Truth in Love 09 January 2022

This morning, there’s a chill in the air and the sun is shining. That’s one of my favorite combinations. It would be even more favorable to me if there was snow on the ground. Yes, I’ll admit it, I like the white stuff. When I see snow covered ground and roofs, i see possibilities for new beginnings. It’s like the snow makes everything look fresh and new again. Now, I have many friends who would rather see 85 degrees than snow and they have the right to their own opinions. I like warm weather too. But, on days like today, you can step outside for a breath of fresh cool air and then step back inside in front of a window and feel the sun’s heat soaking deep into your muscles. You may wonder, did Jesus ever come in from the cold to warm His bones? Let’s look at a few scriptures and see if we can find an answer:
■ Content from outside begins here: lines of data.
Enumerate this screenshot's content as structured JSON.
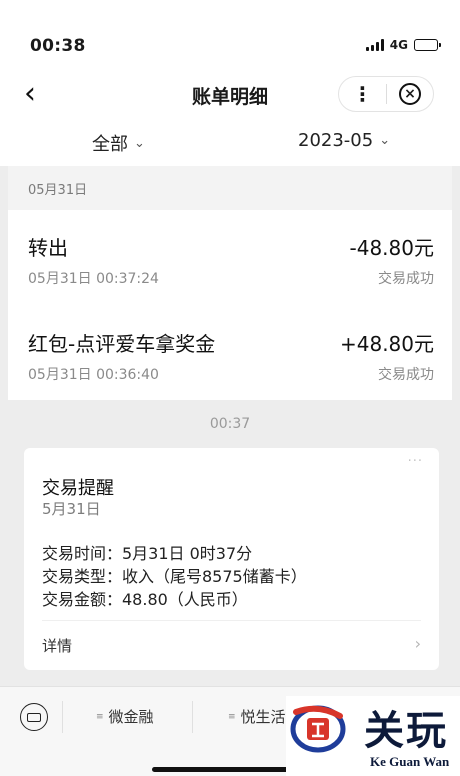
{
  "status": {
    "time": "00:38",
    "network": "4G"
  },
  "nav": {
    "title": "账单明细",
    "back_icon": "chevron-left-icon",
    "more_label": "⋮",
    "close_label": "×"
  },
  "filter": {
    "category": "全部",
    "month": "2023-05"
  },
  "group": {
    "date": "05月31日"
  },
  "transactions": [
    {
      "title": "转出",
      "amount": "-48.80元",
      "time": "05月31日 00:37:24",
      "status": "交易成功"
    },
    {
      "title": "红包-点评爱车拿奖金",
      "amount": "+48.80元",
      "time": "05月31日 00:36:40",
      "status": "交易成功"
    }
  ],
  "chat": {
    "time": "00:37",
    "card": {
      "dots": "···",
      "title": "交易提醒",
      "date": "5月31日",
      "lines": [
        "交易时间：5月31日 0时37分",
        "交易类型：收入（尾号8575储蓄卡）",
        "交易金额：48.80（人民币）"
      ],
      "detail": "详情"
    }
  },
  "bottom_menu": {
    "items": [
      "微金融",
      "悦生活"
    ]
  },
  "watermark": {
    "cn": "关玩",
    "en": "Ke Guan Wan"
  },
  "colors": {
    "battery": "#4cd964",
    "text": "#1a1a1a",
    "muted": "#8a8a8a",
    "background": "#ededed",
    "watermark": "#0d1a3a"
  }
}
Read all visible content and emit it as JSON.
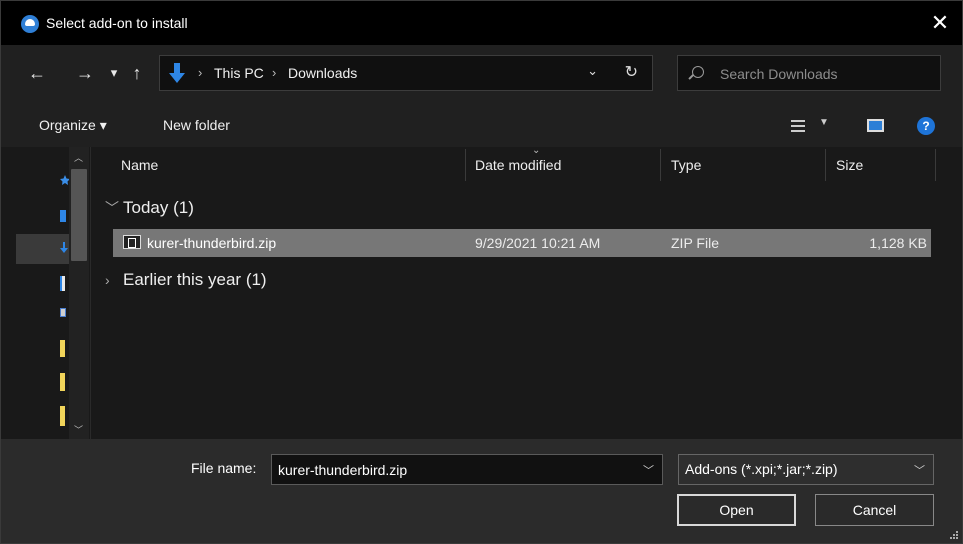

Isaiah 1:18 reads, “’Come now, let us settle the matter,’ says the LORD. ‘Though your sins are like scarlet, they shall be as white as snow; though they are red as crimson, they shall be like wool.’” Apparently Isaiah and his readers were familiar with snowfall deep enough to cover over the ground. And in Jeremiah 18:14 God asks, “Does the snow of Lebanon ever vanish from its rocky slopes? Do its cool waters from distant sources ever stop flowing?” Job recounts, “He says to the snow, ‘Fall on the earth,’ and to the rain shower, ‘Be a mighty downpour.’ (Job 37:6) The Psalmist wrote in Psalm 147:16, “He spreads the snow like wool and scatters the frost like ashes.” And who can forget the wife of virtue in Proverbs 31? Verse 21 says, “When it snows, she has no fear for her household; for all of them are clothed in scarlet.” And while there are many more references to the heat and drought, there are several additional references to the white stuff as well.
So, since unlike the foxes and birds, the Son of Man had nowhere to lay His head, there were probably many nights when He and His disciples slept out in the cold or searched for any available shelter from the wind and cold. What difference does it make? Why does it matter enough to write about it? Because it is just another way that God demonstrated His love for us. By becoming one of us, Jesus experienced the same things we do. Whether it was biting cold, or hot summer days, or even a broken heart because of a friend’s betrayal, He went through the same things we do. So, He understands. God could never experience our pain and weakness from up in heaven. So He came down to experience our lives. So, the next time you feel a chill in the air and wrap up a little tighter before ducking into a warm place, take a moment and thank God for His most wonderful gift.